STUDY MATERIAL
--------------------------------------------------
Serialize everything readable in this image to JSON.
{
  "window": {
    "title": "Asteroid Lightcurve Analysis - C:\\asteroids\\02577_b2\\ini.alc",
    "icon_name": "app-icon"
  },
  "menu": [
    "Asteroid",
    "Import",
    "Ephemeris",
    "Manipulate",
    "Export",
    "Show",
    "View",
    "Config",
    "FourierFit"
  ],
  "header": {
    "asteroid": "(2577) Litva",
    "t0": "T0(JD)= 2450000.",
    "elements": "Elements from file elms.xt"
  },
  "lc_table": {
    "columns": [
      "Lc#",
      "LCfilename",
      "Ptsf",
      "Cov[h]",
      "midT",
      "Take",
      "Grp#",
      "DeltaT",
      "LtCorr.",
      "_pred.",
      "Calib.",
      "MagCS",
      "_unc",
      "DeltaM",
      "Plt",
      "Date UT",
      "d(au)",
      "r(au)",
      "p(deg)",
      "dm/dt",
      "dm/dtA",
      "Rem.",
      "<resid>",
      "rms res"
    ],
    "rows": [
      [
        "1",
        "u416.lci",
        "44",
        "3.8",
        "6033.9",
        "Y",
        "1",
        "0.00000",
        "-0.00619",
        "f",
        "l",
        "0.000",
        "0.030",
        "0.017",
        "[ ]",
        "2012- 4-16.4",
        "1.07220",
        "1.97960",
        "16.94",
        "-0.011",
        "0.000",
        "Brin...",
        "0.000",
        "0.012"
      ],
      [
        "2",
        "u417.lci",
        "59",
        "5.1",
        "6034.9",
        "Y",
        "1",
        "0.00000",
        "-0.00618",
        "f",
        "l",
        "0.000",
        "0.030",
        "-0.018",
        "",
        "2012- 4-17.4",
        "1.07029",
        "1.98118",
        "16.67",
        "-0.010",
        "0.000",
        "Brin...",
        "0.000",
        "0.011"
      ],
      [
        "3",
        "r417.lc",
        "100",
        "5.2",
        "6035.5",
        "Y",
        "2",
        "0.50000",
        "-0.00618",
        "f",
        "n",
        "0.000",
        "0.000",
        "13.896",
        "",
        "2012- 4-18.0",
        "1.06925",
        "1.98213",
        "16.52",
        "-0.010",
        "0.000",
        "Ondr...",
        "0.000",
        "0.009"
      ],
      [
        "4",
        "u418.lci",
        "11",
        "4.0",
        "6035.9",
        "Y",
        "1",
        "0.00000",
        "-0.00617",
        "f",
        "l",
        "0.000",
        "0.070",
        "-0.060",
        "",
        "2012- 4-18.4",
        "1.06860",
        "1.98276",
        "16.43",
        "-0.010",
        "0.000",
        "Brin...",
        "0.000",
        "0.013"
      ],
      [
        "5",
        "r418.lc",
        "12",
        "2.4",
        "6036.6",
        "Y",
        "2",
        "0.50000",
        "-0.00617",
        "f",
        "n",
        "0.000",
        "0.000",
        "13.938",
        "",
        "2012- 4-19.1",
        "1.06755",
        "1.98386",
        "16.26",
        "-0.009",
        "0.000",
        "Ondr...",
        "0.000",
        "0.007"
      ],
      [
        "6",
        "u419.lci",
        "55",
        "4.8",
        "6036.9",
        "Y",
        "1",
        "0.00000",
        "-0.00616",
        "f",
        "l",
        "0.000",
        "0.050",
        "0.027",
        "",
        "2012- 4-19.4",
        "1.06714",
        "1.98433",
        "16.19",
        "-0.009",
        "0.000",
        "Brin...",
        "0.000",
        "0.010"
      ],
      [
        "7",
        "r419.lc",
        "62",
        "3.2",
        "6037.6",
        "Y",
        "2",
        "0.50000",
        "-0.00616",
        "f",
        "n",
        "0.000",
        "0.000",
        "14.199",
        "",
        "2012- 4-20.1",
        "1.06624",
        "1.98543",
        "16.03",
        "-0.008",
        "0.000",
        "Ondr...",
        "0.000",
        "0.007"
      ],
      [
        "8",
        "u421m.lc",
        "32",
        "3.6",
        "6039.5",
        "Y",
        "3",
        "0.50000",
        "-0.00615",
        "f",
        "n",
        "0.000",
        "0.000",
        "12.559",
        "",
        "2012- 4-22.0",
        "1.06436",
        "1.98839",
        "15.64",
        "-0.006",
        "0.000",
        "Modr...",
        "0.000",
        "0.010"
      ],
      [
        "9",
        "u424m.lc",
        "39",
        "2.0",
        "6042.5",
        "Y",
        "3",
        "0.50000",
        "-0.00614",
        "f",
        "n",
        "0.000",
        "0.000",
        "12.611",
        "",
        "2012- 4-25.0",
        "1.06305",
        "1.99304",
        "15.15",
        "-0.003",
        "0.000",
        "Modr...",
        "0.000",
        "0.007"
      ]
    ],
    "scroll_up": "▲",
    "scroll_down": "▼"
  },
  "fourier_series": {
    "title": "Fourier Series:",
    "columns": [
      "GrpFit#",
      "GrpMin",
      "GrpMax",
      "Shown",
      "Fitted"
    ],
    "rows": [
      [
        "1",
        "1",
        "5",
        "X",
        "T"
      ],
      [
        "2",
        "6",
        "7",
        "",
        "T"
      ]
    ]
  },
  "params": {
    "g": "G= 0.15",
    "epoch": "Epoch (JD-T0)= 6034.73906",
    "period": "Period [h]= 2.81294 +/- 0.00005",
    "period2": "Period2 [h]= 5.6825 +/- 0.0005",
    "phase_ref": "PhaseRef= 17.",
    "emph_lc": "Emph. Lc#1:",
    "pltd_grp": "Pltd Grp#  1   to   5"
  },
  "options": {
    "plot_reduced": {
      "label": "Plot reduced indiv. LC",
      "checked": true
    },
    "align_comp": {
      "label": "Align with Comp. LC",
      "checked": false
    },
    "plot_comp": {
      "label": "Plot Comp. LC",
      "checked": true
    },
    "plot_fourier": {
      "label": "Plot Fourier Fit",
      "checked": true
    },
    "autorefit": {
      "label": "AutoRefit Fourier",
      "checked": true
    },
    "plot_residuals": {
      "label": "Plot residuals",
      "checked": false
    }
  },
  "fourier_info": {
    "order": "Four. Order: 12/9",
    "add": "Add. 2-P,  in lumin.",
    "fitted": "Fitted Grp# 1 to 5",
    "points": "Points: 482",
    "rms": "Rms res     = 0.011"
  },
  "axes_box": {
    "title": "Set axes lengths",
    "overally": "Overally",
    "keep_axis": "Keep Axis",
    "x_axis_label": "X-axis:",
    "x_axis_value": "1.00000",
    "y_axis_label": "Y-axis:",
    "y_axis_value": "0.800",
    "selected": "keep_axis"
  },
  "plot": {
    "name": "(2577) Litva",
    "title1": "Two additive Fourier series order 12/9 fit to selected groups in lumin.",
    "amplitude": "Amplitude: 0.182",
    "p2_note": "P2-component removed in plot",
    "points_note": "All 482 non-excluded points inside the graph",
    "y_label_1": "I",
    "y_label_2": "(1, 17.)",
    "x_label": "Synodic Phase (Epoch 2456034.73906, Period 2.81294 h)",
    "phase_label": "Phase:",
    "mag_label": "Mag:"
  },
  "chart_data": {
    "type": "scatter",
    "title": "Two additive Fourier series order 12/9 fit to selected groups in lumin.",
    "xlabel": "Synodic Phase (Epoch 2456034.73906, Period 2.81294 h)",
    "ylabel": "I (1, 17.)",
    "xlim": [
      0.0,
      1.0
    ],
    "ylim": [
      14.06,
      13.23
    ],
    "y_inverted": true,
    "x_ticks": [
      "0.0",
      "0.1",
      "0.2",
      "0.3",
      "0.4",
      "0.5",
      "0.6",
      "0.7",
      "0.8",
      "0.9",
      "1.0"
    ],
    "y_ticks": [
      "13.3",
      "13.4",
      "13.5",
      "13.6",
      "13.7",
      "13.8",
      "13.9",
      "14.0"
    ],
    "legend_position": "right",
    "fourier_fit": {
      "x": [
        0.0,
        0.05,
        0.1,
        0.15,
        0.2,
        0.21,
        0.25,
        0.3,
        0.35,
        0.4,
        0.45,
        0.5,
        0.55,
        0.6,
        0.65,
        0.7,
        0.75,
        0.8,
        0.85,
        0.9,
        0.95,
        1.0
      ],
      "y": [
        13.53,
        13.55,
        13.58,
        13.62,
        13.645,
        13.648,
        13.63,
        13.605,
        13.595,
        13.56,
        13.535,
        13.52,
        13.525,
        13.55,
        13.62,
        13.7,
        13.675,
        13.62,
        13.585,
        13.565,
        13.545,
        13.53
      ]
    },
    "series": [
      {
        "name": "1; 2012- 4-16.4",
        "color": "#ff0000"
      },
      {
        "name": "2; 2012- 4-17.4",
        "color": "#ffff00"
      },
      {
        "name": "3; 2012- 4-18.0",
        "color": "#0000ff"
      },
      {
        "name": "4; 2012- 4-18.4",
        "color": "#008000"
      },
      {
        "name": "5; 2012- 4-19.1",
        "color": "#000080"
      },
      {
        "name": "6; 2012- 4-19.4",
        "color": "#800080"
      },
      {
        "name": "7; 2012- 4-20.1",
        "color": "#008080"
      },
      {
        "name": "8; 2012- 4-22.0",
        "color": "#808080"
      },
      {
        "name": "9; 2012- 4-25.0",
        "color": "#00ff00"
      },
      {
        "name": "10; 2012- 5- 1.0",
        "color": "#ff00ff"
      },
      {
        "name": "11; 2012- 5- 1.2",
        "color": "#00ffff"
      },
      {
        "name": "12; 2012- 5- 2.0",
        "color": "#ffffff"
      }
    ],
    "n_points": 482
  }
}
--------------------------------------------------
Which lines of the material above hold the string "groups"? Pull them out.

    "title1": "Two additive Fourier series order 12/9 fit to selected groups in lumin.",
    "title": "Two additive Fourier series order 12/9 fit to selected groups in lumin.",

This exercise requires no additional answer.